March 07, 2022
EUR/USD: EUR/USD has extended its four-week downtrend towards hitting a fresh multi-day low as the trading week begins. That said, the major currency pair dropped to the lowest levels last seen during May 2020 before taking a breather around 1.0860. The bears, however, keep reins amid broad risk-off mood and escalating pressure on the Fed to lift benchmark rates at a faster pace due to increasing inflation. An upbeat US jobs report and hawkish comments from Chicago Fed President and FOMC member Charles Evans act as an additional bearish indicator for the EUR/USD prices. The US jobs report for February showed that the headline Nonfarm Payrolls (NFP) rose by 678K, well above the median forecast of a 400K figure and upwardly revised 484K prior. On the same line, the Unemployment Rate dropped to 3.8% versus 4.0% previous readings and 3.9% expected.
AUD/JPY: AUD/JPY has been supported in the open due to a spike in global commodity prices spurred by Russia’s invasion of Ukraine. The fears of an inflation shock in the world economy as oil soars on the prospects of a ban on Russian crude supplies as lifted the commodity-linked currency, AUD. Meanwhile, AUD/JPY, which usually walks toe to toe with risk sentiment with a high beat to global stocks, is rallying despite the sell-off in US futures and the Nikkie on Monday. The S&P 500 futures are off by over 1.5%, while the Nikkei is losing 2.9% at the time of writing. Additionally, the AUD surplus is a supporting factor and US dollar receipts in commodities sold will be something that traders will continue to weigh up for the forthcoming weeks.

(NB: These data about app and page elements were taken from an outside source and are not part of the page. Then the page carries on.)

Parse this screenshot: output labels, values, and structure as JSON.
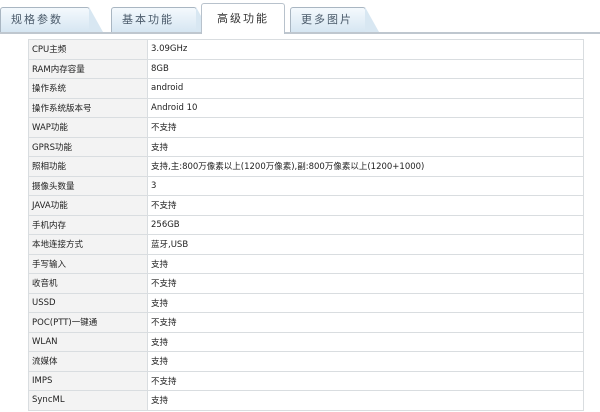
{
  "tabs": [
    {
      "label": "规格参数",
      "active": false
    },
    {
      "label": "基本功能",
      "active": false
    },
    {
      "label": "高级功能",
      "active": true
    },
    {
      "label": "更多图片",
      "active": false
    }
  ],
  "specs": [
    {
      "label": "CPU主频",
      "value": "3.09GHz"
    },
    {
      "label": "RAM内存容量",
      "value": "8GB"
    },
    {
      "label": "操作系统",
      "value": "android"
    },
    {
      "label": "操作系统版本号",
      "value": "Android 10"
    },
    {
      "label": "WAP功能",
      "value": "不支持"
    },
    {
      "label": "GPRS功能",
      "value": "支持"
    },
    {
      "label": "照相功能",
      "value": "支持,主:800万像素以上(1200万像素),副:800万像素以上(1200+1000)"
    },
    {
      "label": "摄像头数量",
      "value": "3"
    },
    {
      "label": "JAVA功能",
      "value": "不支持"
    },
    {
      "label": "手机内存",
      "value": "256GB"
    },
    {
      "label": "本地连接方式",
      "value": "蓝牙,USB"
    },
    {
      "label": "手写输入",
      "value": "支持"
    },
    {
      "label": "收音机",
      "value": "不支持"
    },
    {
      "label": "USSD",
      "value": "支持"
    },
    {
      "label": "POC(PTT)一键通",
      "value": "不支持"
    },
    {
      "label": "WLAN",
      "value": "支持"
    },
    {
      "label": "流媒体",
      "value": "支持"
    },
    {
      "label": "IMPS",
      "value": "不支持"
    },
    {
      "label": "SyncML",
      "value": "支持"
    }
  ]
}
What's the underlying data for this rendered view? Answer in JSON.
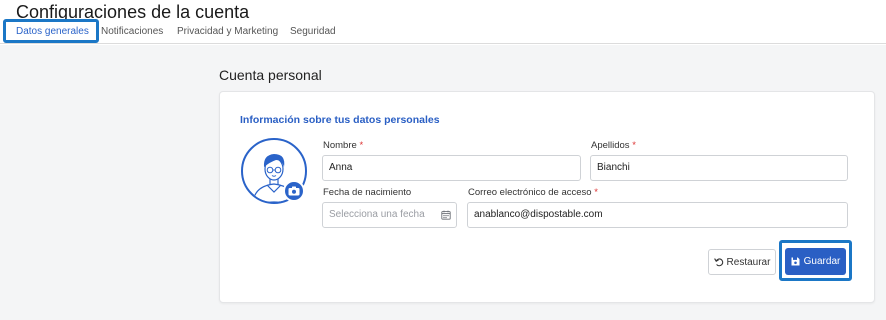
{
  "header": {
    "title": "Configuraciones de la cuenta",
    "tabs": [
      {
        "label": "Datos generales",
        "active": true
      },
      {
        "label": "Notificaciones",
        "active": false
      },
      {
        "label": "Privacidad y Marketing",
        "active": false
      },
      {
        "label": "Seguridad",
        "active": false
      }
    ]
  },
  "section": {
    "title": "Cuenta personal",
    "card_heading": "Información sobre tus datos personales"
  },
  "form": {
    "nombre": {
      "label": "Nombre",
      "required_mark": "*",
      "value": "Anna"
    },
    "apellidos": {
      "label": "Apellidos",
      "required_mark": "*",
      "value": "Bianchi"
    },
    "fecha": {
      "label": "Fecha de nacimiento",
      "placeholder": "Selecciona una fecha",
      "value": ""
    },
    "correo": {
      "label": "Correo electrónico de acceso",
      "required_mark": "*",
      "value": "anablanco@dispostable.com"
    }
  },
  "actions": {
    "restore_label": "Restaurar",
    "save_label": "Guardar"
  },
  "icons": {
    "restore": "undo-icon",
    "save": "floppy-disk-icon",
    "camera": "camera-icon",
    "calendar": "calendar-icon",
    "avatar": "user-avatar-illustration"
  },
  "colors": {
    "accent": "#2a5fc4",
    "highlight": "#1b77c6",
    "required": "#d33333",
    "background": "#f4f5f6"
  }
}
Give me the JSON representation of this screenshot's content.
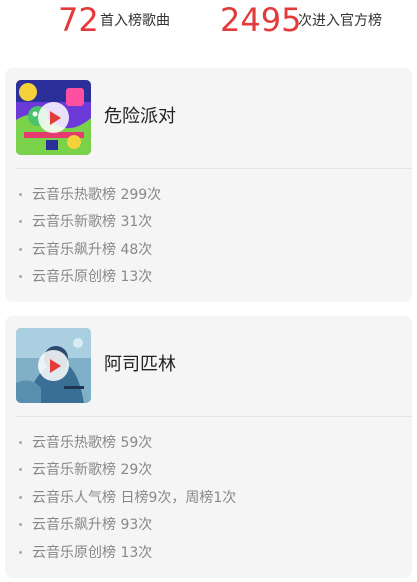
{
  "stats": [
    {
      "value": "72",
      "label": "首入榜歌曲"
    },
    {
      "value": "2495",
      "label": "次进入官方榜"
    }
  ],
  "songs": [
    {
      "title": "危险派对",
      "entries": [
        "云音乐热歌榜 299次",
        "云音乐新歌榜 31次",
        "云音乐飙升榜 48次",
        "云音乐原创榜 13次"
      ]
    },
    {
      "title": "阿司匹林",
      "entries": [
        "云音乐热歌榜 59次",
        "云音乐新歌榜 29次",
        "云音乐人气榜 日榜9次，周榜1次",
        "云音乐飙升榜 93次",
        "云音乐原创榜 13次"
      ]
    }
  ],
  "colors": {
    "accent": "#e33a3a",
    "card_bg": "#f5f5f5"
  },
  "icons": {
    "play": "play-icon"
  }
}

XAU/USD: Despite recently easing from the $2,000 threshold, gold (XAU/USD) prices remain on the front foot around a 19-month high as traders seek risk-safety amid the ongoing Russia-Ukraine jitters. The quote eases to $1,988, up 1.0% on a day, while heading into Monday’s European session. The yellow metal refreshed multi-day high earlier in Asia as risk-off escalated on the weekend news suggesting Russia’s intensified military invasion of Ukraine. On the same line were comments from the West suggesting an oil import ban from Russia. Recently, Bloomberg said that the US also weighs acting without allies on the ban of Russian oil imports. It’s worth noting that Russia’s stand as the world’s third-biggest oil producer adds to the global supply crunch and strengthens commodities additionally. As a result, gold buyers are likely to keep reins, but the pullback moves can’t be ruled out should this week’s US inflation figures favor the faster Fed rate-hikes.